[PROBLEM TO WORK ON]: For every line of the material below, check for the string "this" and return the line if it is there.
==========
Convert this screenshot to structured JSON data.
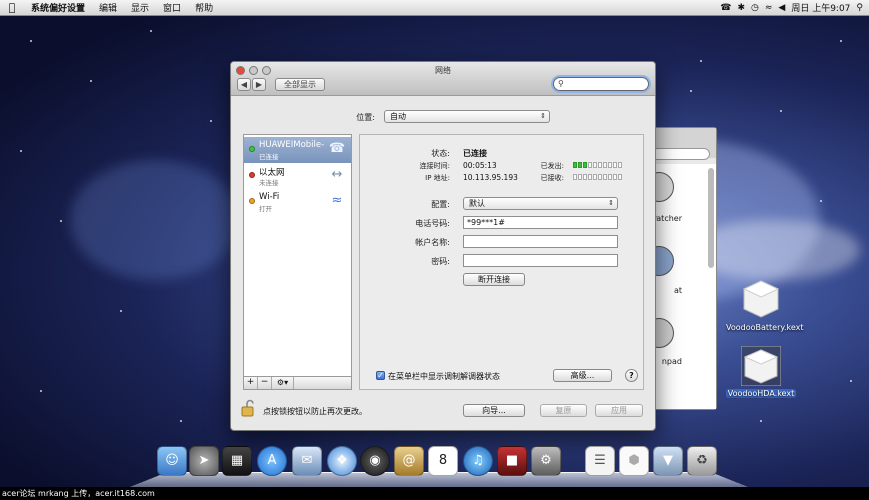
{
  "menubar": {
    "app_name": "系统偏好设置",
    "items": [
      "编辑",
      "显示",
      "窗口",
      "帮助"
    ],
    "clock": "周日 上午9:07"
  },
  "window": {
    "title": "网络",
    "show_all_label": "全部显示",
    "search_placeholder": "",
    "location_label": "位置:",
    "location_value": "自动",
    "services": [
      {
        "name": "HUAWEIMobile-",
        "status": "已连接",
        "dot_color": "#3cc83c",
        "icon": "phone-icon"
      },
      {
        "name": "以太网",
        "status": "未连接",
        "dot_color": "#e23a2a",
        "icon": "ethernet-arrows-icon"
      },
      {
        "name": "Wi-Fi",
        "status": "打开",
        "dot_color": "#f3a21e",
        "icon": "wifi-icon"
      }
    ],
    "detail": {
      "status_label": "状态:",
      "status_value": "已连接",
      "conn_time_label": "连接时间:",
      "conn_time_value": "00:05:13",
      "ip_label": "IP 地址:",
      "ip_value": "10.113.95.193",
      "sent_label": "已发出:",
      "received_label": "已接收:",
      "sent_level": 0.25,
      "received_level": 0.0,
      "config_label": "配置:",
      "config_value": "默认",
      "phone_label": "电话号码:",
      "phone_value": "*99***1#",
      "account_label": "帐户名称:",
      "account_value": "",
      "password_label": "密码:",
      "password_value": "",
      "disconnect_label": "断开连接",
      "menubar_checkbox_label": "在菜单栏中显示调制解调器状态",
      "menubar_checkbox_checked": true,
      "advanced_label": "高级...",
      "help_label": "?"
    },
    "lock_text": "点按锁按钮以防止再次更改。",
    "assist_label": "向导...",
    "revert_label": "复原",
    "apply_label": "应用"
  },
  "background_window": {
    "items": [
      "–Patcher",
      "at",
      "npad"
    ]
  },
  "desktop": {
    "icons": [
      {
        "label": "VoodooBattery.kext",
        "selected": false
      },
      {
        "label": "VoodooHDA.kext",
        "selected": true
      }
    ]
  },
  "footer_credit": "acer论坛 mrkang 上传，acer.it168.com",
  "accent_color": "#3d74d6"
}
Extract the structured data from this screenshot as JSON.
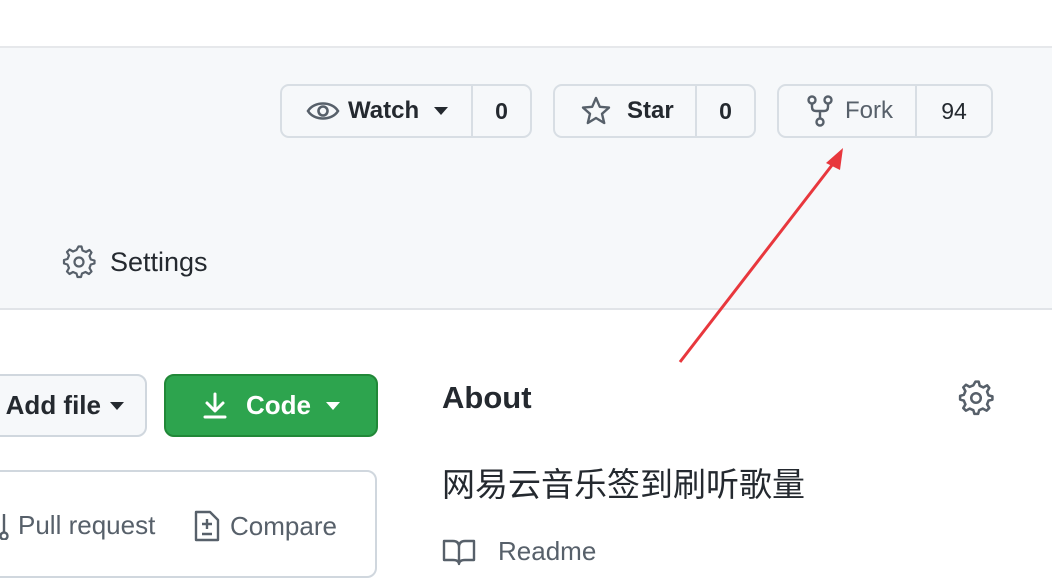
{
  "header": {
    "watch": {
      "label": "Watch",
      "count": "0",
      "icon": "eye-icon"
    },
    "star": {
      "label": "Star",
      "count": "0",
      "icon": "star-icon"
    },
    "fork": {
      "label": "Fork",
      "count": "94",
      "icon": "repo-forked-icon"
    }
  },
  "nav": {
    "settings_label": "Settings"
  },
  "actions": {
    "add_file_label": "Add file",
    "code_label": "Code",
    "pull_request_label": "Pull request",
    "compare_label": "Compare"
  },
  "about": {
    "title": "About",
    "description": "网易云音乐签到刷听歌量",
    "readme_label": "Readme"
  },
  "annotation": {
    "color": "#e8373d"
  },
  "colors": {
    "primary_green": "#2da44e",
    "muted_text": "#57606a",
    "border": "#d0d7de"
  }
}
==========
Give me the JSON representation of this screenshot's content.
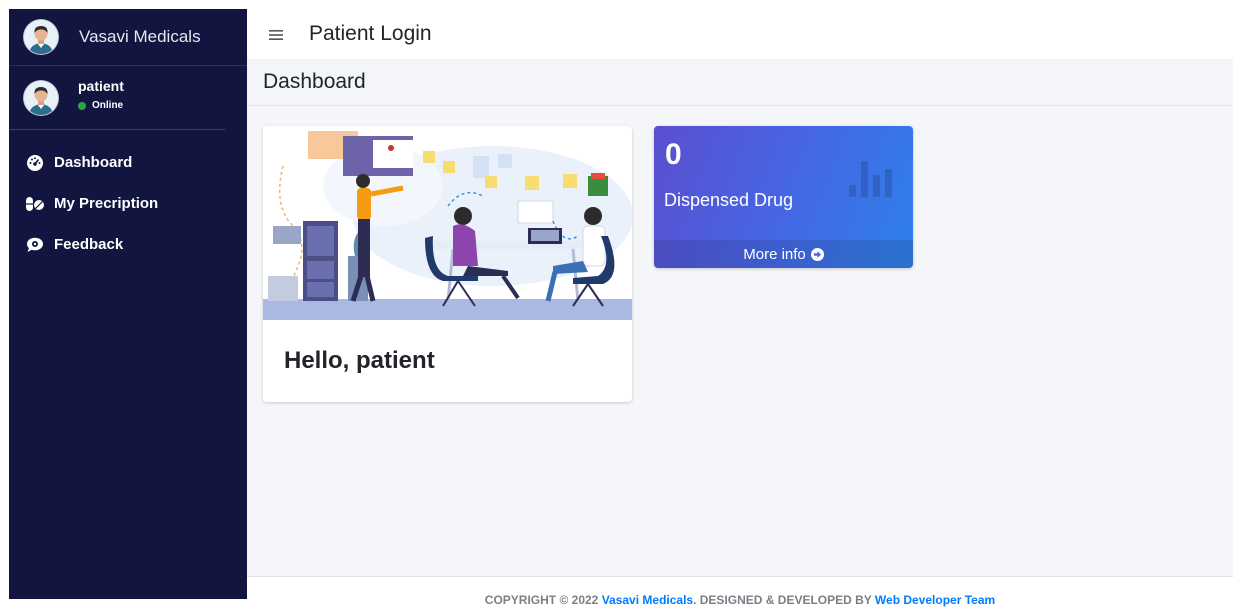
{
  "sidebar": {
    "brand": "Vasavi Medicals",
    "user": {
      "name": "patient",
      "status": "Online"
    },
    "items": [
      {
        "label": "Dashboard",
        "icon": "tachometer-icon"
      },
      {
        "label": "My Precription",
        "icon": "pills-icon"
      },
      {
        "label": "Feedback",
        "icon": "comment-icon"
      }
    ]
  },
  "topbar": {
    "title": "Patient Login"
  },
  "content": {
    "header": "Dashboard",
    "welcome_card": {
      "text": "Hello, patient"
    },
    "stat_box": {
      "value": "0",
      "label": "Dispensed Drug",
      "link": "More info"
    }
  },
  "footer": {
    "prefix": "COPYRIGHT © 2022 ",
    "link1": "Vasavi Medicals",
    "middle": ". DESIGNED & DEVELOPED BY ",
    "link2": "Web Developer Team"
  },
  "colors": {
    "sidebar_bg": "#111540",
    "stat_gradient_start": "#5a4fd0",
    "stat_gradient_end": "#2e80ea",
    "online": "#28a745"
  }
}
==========
[TASK ANSWER]:
Convert this screenshot to structured JSON data.
Extract the structured data from this screenshot as JSON.
Give me the JSON representation of this screenshot's content.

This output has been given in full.